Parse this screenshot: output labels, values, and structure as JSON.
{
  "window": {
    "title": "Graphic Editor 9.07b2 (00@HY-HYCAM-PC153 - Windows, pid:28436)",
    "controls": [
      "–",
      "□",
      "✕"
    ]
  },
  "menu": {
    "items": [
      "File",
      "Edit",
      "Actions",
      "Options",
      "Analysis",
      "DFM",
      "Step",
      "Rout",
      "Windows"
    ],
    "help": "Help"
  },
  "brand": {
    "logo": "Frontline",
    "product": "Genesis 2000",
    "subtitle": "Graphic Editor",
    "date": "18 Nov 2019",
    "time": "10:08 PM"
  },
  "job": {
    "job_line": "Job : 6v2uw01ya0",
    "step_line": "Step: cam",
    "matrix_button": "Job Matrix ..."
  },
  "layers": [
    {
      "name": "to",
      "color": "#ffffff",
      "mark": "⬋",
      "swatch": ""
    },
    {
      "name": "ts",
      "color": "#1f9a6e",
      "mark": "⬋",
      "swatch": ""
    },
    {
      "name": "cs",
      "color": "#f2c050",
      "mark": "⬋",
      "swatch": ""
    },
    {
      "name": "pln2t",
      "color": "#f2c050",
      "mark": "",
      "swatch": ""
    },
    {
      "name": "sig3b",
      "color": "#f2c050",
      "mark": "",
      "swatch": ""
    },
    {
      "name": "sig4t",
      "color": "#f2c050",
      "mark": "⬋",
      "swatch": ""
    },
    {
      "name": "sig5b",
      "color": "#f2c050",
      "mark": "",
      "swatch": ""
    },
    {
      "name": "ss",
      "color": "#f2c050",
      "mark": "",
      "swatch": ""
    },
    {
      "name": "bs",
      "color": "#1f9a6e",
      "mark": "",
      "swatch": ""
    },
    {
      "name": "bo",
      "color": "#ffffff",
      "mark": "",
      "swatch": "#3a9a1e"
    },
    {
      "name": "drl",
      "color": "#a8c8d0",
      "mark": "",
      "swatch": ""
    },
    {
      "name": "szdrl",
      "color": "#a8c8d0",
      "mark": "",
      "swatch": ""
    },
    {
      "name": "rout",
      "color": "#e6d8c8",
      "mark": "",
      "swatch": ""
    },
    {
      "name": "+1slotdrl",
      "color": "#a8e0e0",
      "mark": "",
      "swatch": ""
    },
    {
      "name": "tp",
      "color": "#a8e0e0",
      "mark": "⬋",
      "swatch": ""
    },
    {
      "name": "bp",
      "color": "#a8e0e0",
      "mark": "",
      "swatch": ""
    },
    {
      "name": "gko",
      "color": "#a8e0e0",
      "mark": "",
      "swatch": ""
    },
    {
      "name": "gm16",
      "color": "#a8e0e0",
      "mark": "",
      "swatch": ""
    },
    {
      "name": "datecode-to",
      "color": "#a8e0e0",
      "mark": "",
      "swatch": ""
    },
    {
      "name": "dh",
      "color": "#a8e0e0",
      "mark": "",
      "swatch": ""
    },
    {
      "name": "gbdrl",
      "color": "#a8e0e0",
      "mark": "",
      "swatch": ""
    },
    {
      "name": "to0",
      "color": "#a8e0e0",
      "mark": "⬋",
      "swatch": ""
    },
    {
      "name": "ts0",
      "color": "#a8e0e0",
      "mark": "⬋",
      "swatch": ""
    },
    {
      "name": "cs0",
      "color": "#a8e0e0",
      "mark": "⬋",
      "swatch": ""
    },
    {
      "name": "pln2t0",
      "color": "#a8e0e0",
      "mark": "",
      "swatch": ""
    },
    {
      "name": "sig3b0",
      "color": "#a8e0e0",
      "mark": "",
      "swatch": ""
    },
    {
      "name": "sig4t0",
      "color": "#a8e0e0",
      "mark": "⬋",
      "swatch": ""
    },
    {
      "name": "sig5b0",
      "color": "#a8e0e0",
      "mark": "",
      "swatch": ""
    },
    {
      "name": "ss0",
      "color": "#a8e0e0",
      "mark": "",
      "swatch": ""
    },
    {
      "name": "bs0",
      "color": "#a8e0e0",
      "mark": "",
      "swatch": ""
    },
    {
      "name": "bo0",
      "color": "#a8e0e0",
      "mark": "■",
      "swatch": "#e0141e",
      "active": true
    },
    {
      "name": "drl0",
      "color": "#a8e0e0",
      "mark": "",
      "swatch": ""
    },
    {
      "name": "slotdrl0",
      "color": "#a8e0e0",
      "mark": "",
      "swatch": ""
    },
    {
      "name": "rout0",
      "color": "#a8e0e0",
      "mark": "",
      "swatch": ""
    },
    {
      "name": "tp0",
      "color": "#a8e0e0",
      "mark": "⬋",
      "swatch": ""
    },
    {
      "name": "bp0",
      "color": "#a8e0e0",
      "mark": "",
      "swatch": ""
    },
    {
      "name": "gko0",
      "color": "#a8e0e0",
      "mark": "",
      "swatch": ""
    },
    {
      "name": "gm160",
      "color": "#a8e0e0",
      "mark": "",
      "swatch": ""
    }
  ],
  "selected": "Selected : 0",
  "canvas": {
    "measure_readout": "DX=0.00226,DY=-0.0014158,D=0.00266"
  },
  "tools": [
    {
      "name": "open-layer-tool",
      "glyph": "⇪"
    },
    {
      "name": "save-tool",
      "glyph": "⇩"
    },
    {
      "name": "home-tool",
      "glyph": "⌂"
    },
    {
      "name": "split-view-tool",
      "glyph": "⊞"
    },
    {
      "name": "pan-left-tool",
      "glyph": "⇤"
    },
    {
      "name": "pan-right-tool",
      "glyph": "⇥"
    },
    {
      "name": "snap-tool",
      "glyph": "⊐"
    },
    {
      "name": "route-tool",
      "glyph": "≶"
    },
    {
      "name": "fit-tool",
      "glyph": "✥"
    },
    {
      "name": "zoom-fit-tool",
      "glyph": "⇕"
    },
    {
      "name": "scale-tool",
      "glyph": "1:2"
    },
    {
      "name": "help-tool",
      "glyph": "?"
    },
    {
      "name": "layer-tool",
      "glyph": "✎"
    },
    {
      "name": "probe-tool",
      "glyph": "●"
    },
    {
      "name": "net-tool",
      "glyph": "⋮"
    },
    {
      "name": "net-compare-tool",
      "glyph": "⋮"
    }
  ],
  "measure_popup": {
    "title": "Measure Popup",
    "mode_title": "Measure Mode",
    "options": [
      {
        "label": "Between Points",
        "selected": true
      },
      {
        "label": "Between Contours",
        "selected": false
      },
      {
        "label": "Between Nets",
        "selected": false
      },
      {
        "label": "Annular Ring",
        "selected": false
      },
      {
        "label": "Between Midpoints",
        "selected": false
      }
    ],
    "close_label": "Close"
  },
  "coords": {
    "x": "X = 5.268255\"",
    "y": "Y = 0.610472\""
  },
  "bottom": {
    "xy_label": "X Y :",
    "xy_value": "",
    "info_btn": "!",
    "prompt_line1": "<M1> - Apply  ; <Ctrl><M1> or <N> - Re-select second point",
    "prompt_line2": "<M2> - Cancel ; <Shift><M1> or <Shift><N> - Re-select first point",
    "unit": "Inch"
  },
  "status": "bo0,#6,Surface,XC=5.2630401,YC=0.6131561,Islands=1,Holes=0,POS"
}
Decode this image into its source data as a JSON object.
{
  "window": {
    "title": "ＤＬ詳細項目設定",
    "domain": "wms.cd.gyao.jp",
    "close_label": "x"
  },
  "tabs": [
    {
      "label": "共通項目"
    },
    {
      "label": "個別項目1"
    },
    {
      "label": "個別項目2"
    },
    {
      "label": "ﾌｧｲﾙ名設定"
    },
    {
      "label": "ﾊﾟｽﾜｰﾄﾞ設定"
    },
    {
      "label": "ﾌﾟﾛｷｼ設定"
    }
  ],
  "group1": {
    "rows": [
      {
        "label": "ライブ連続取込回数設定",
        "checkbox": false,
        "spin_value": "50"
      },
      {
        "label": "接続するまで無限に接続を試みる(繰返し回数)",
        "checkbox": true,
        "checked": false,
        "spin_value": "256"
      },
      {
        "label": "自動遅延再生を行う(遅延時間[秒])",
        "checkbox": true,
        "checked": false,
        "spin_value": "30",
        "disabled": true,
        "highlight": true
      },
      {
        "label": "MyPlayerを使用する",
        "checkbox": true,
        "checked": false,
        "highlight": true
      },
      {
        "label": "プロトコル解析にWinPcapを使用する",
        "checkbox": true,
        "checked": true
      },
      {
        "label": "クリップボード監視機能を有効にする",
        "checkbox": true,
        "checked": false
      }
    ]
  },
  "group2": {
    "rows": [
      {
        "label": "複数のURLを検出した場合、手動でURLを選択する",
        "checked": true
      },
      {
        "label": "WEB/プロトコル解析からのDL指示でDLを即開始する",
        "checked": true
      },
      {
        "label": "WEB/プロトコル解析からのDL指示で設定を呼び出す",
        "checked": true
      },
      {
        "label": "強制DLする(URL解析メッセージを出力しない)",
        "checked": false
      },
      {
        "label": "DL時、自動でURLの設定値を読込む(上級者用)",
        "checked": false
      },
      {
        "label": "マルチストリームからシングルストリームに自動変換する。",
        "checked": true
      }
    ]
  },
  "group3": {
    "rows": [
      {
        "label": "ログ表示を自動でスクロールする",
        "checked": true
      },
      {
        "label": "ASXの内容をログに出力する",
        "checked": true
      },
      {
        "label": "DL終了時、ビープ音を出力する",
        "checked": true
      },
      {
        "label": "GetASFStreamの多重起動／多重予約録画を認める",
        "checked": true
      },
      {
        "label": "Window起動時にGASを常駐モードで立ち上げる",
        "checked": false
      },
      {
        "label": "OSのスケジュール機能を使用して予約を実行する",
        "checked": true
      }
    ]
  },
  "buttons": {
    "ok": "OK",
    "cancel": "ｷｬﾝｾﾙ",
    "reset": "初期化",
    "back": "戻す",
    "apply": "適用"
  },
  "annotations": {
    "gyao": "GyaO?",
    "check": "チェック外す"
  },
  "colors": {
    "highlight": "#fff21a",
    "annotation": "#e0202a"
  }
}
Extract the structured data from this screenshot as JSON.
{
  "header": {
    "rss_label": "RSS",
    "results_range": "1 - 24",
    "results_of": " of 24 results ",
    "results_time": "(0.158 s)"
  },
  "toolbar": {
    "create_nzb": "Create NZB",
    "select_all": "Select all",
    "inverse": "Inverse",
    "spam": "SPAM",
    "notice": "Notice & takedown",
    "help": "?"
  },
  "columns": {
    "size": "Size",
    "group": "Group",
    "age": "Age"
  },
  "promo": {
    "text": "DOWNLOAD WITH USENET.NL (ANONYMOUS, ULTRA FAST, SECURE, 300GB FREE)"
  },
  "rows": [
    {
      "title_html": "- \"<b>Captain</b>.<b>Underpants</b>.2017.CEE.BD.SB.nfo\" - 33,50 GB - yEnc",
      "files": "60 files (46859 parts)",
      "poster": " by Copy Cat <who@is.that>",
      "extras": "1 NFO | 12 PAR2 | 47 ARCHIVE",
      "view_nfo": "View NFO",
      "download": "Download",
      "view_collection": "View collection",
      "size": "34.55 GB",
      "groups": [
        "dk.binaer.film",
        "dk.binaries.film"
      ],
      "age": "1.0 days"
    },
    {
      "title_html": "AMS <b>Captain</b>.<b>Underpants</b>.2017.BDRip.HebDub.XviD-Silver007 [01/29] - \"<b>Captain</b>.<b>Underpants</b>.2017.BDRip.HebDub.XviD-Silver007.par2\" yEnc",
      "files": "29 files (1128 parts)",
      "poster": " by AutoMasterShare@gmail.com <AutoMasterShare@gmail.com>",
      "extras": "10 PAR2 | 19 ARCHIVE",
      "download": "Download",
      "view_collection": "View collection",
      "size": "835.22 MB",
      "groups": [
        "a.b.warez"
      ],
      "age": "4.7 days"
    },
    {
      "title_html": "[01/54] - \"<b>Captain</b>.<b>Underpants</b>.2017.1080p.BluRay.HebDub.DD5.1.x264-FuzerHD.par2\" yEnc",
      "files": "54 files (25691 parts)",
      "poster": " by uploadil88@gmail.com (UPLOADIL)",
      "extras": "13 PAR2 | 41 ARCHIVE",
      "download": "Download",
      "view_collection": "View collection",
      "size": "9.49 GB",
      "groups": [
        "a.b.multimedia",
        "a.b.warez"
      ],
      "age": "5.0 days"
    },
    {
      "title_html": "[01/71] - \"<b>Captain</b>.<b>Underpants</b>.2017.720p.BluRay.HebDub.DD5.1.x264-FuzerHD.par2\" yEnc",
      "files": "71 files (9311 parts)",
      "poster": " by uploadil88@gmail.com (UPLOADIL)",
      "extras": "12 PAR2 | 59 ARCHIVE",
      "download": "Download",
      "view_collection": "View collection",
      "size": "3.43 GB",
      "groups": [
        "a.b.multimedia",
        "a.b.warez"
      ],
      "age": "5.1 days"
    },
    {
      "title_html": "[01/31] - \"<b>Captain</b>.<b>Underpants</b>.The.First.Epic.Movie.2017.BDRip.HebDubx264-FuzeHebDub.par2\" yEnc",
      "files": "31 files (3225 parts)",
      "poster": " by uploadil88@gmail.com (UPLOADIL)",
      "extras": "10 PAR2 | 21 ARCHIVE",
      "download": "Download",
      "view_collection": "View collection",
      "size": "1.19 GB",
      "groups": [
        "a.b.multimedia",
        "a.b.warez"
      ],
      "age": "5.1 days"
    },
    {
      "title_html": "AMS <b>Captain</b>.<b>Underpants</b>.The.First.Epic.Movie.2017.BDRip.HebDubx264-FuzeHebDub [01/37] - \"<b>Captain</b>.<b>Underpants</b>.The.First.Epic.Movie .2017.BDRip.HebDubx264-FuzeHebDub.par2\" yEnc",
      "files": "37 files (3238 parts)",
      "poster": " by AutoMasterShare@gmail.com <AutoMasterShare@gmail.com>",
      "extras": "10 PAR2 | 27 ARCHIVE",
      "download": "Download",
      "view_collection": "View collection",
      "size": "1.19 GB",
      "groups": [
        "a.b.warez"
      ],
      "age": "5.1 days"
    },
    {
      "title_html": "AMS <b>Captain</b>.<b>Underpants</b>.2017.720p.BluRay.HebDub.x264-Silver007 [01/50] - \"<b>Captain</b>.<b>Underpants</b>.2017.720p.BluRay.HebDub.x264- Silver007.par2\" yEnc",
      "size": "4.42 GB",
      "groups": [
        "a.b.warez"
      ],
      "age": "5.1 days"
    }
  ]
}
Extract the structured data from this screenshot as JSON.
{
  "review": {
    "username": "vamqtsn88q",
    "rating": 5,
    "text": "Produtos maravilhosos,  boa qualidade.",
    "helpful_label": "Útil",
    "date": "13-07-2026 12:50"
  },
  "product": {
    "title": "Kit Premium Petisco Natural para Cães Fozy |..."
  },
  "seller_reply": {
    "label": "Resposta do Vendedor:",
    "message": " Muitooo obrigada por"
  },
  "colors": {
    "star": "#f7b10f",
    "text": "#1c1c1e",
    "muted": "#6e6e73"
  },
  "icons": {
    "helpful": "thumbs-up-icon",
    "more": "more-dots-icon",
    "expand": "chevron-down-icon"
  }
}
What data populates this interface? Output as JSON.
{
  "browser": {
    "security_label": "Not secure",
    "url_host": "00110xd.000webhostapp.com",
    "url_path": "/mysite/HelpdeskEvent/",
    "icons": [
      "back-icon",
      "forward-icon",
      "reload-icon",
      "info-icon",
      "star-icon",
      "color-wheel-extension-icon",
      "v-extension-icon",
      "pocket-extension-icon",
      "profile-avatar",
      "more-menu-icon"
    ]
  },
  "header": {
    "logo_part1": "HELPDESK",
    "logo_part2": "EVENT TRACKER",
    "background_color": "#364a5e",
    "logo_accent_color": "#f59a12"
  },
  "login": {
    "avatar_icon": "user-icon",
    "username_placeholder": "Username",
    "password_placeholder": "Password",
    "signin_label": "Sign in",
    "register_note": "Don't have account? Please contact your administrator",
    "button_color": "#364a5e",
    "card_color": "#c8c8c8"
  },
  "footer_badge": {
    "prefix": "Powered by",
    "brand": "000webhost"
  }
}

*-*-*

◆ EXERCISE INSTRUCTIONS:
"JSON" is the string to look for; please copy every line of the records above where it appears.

◆ RESULT FOR THIS TASK:
Parse this screenshot: output labels, values, and structure as JSON.
Decode this image into its source data as a JSON object.
Extract the structured data from this screenshot as JSON.
Extract the structured data from this screenshot as JSON.
What data populates this interface? Output as JSON.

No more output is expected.